    • On Sustainability: The speech did not feature sustainability or the 2030 SDG Agenda, something that constitutes a significant omission, not least because the EU must function as a leading advocate for a more sustainable future. The EU has a responsibility to make the Sustainable Development Goals an integral part of its political and policy priorities if it is to lead by example.


What our members think

Below you will find some of the key highlights and criticisms of the address from some of our member organisations:


European Trade Union Confederation (ETUC)

Hit: Luca Visentini, Secretary General stated “I welcome his call for the European Pillar of Social Rights to be agreed at the latest by the Gothenburg Summit in November.”

Miss: Mr Visentitni added “The speech painted a rosy picture of economic recovery and was too light on proposals for social justice.”


Centre Européen de l’Entreprise Publique (CEEP)

Hit: “I believe the vision for this SOTEU is very ambitious, and that now is the right moment to put all those projects in motion. CEEP was particularly interested to hear President Juncker calling for a pan-European list at the upcoming elections in 2019; it is this sort of ideas that will make citizens realise that the European democracy is more than the sum of the 27 Member States’ reality.Said Valeria Ronzitti, Secretary General.

Miss: She added “We are disappointed that the speech ignored once again the role that public services and services of general interest play in Europe: industrial policy cannot flourish without strong public services infrastructure, just like social rights cannot happen without strong public services, one of the cornerstone of welfare systems.
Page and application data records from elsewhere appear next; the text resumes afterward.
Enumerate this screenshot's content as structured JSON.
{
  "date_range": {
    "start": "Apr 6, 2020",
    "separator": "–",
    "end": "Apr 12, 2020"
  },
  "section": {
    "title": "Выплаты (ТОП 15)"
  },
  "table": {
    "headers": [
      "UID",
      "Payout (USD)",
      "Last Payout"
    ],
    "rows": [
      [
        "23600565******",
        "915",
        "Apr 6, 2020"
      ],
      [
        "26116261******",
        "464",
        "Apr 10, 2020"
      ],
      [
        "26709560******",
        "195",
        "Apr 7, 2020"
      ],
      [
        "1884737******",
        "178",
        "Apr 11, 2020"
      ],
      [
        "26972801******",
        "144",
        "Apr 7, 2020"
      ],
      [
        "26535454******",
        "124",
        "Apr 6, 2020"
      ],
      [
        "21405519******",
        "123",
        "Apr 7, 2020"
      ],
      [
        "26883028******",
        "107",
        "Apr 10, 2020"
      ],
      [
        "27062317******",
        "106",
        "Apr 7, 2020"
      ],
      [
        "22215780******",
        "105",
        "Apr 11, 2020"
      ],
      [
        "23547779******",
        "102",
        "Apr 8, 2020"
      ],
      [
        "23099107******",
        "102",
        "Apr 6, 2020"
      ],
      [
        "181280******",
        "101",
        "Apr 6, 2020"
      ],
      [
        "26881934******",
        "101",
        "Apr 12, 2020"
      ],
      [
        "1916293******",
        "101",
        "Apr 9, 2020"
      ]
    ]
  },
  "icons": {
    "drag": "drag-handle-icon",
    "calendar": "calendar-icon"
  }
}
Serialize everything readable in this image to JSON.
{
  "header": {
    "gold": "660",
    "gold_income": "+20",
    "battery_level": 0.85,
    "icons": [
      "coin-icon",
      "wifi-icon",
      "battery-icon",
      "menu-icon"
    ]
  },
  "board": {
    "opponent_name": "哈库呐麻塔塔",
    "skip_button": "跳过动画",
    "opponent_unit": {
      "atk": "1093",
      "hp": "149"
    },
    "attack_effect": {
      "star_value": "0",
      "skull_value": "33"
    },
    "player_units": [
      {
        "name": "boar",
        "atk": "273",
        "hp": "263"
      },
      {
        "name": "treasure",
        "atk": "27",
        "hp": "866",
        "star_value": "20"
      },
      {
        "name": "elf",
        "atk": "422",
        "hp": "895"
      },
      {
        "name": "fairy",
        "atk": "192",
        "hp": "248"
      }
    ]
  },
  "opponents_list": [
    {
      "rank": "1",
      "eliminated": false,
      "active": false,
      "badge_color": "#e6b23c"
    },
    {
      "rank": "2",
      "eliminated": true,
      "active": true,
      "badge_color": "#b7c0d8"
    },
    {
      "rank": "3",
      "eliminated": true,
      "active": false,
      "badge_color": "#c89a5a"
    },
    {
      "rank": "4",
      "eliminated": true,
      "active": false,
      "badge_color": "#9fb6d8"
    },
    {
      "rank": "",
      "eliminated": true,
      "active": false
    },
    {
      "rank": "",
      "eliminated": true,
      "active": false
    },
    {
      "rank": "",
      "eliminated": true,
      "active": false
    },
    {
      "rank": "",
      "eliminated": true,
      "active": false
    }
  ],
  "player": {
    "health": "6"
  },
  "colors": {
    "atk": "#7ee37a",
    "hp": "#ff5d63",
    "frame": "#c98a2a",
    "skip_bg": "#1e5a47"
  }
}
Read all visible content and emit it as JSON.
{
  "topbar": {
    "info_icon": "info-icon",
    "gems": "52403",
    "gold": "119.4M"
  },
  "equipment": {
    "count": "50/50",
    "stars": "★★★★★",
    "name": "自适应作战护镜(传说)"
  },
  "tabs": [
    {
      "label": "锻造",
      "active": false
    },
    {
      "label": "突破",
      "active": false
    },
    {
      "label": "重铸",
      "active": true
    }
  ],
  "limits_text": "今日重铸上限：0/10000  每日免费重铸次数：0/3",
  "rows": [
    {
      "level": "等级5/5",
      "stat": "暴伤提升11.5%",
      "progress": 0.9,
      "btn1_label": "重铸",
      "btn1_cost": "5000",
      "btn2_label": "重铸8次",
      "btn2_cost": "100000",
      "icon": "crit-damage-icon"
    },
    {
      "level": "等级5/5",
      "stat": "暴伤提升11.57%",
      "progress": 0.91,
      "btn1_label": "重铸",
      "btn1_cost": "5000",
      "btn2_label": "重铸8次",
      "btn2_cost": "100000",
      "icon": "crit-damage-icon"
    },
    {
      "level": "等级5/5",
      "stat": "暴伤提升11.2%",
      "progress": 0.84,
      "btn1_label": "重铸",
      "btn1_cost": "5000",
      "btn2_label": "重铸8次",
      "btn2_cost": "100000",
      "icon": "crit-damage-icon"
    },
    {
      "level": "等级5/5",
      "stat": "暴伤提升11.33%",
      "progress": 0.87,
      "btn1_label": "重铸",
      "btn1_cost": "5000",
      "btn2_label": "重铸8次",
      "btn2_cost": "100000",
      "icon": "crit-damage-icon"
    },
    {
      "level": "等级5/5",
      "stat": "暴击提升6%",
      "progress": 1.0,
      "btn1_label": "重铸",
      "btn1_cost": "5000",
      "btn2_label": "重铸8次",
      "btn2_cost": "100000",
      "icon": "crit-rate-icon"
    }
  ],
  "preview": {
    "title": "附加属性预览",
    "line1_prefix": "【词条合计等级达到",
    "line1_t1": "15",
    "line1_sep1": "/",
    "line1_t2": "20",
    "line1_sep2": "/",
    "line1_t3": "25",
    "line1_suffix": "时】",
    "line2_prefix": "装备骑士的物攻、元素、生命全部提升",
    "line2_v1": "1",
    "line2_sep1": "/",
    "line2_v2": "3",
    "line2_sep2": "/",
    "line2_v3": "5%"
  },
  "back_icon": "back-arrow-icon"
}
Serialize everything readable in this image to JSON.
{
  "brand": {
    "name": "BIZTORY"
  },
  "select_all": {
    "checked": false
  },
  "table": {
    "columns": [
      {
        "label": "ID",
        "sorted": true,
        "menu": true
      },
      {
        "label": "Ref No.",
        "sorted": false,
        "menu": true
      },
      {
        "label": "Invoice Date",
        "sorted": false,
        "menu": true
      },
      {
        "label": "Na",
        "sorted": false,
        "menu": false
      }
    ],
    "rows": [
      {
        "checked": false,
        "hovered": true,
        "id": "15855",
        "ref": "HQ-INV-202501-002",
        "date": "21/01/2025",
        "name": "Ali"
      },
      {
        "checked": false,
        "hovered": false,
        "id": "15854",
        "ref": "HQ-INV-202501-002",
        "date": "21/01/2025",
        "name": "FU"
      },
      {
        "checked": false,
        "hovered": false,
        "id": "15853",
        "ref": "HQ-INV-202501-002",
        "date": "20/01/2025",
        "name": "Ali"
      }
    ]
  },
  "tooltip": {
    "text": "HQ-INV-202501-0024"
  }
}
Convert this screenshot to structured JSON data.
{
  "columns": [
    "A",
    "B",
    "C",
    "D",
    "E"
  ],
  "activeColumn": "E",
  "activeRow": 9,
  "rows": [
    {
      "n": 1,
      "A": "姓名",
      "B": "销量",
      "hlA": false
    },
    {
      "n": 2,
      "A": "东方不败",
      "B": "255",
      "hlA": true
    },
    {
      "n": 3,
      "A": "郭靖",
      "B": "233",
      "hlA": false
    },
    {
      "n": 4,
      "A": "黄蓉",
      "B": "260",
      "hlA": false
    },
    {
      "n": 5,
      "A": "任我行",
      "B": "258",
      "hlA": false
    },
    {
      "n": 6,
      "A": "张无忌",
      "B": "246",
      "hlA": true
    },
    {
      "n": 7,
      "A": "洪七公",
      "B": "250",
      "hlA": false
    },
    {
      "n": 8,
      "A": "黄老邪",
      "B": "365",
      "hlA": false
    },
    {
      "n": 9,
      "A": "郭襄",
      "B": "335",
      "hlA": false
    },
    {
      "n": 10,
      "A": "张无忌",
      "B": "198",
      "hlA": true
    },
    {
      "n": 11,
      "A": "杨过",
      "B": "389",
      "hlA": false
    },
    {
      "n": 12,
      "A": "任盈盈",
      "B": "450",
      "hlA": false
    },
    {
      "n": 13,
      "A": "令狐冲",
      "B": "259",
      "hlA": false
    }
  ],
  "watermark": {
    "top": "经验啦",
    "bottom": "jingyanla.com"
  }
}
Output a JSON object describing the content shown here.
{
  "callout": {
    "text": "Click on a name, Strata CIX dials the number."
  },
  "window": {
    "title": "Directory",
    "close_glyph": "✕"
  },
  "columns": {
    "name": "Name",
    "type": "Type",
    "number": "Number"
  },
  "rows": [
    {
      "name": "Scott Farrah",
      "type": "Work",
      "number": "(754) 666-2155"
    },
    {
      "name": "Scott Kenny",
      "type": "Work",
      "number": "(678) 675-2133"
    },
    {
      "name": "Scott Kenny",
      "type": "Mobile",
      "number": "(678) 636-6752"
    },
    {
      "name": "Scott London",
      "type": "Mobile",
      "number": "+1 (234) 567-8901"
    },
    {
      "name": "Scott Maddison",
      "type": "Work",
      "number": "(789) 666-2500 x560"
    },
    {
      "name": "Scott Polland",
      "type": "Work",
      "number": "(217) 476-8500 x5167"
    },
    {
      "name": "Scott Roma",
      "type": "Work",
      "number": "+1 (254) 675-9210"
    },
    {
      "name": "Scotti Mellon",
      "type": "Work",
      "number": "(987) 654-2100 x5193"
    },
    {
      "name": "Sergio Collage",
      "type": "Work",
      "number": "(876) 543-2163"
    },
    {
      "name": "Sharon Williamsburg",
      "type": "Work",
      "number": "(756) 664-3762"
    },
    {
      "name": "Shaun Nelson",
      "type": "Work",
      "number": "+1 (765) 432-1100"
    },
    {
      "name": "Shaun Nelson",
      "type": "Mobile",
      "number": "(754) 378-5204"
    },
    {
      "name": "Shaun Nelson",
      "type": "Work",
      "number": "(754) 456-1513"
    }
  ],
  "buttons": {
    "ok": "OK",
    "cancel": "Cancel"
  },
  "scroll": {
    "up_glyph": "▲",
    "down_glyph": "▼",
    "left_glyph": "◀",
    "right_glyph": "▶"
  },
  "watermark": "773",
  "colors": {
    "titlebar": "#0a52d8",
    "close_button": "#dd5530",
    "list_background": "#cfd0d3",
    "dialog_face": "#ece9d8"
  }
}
Public services are too often taken for granted, and it leads EU and national institutions failing to invest on them, putting at risk the whole vision presented by President Juncker.”


European Environmental Bureau (EEB)

Hit: Jeremy Wates, Secretary General of the European Environmental Bureau said “We welcome President Juncker setting out climate change as a clear priority in his State of the Union address and cementing EU global leadership on this.”

Miss: “Yet again President Juncker has failed to bring himself to even mention sustainability or the 2030 SDG Agenda. This is deeply worrying as we need to bring the Sustainable Development Goals to the heart of policymaking at European and Member State level.” Mr Wates added.


European Youth Forum (EYF)

Hit: Anna Widegren, Secretary General stated “We welcome President Juncker’s commitment to Social Europe and to be the leader in the fight against climate change. These are key concerns for young people. Europe can pave the way for a better tomorrow for future generations. Young people are ready to build this more united, stronger and more democratic Union.


Council of European Municipalities and Regions (CEMR)

Hit: Frédéric Vallier, Secretary General of CEMR reacted with the following:“In the State of the Union speech, EU Commission President Juncker announced the creation of a Subsidiarity and Proportionality Task Force. For CEMR this is a positive step towards better law making and highlights that the Commission is paying closer attention to improving EU governance. Hopefully, this Task Force will include towns and regions’ representatives. They can play a positive role helping the EU’s efforts to focus on those issues where they can make a real difference. Furthermore, CEMR welcomes Juncker’s presentation of a sixth scenario for reforming Europe, recalling Europe’s diversity and focusing on core European values: freedom, equality and the rule of law.”